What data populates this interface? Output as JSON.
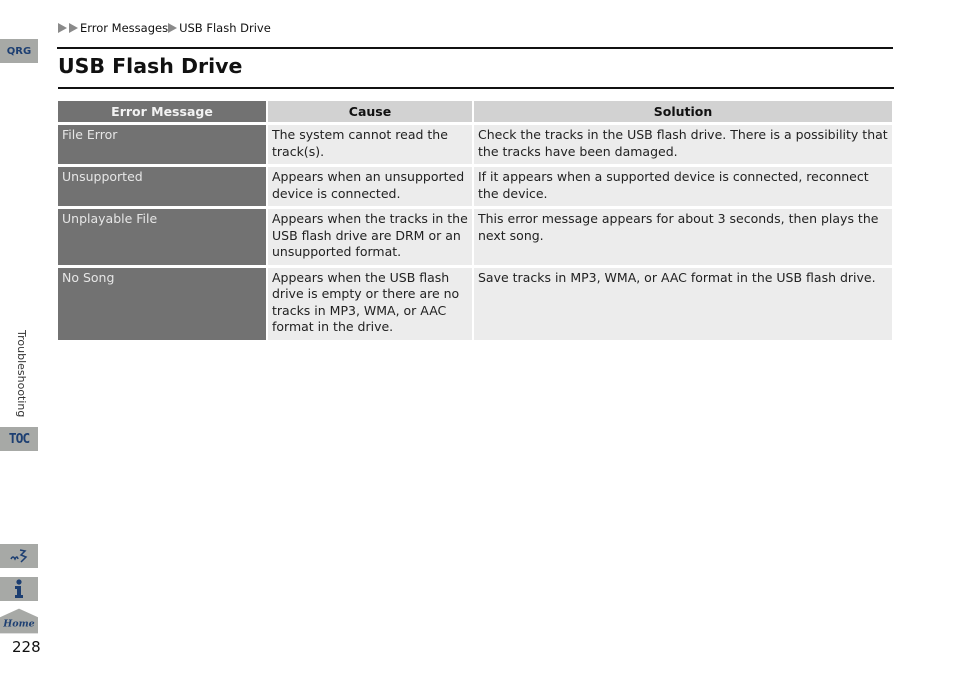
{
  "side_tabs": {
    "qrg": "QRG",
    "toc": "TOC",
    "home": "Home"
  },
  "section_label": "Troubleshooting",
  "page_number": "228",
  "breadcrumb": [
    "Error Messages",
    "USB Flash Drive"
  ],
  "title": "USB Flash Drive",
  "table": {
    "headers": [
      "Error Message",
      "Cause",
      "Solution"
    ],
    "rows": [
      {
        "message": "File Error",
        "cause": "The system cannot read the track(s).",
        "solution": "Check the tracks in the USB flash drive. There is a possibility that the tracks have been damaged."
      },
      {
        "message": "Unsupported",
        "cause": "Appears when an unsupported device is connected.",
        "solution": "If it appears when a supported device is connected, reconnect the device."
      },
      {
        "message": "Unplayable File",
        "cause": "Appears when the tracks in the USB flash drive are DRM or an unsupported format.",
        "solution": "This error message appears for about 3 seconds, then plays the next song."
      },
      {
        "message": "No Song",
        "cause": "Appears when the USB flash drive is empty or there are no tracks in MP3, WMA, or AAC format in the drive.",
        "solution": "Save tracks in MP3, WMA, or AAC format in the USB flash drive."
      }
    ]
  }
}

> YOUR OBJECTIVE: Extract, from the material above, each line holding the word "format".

> RESULT:
        "cause": "Appears when the tracks in the USB flash drive are DRM or an unsupported format.",
        "cause": "Appears when the USB flash drive is empty or there are no tracks in MP3, WMA, or AAC format in the drive.",
        "solution": "Save tracks in MP3, WMA, or AAC format in the USB flash drive."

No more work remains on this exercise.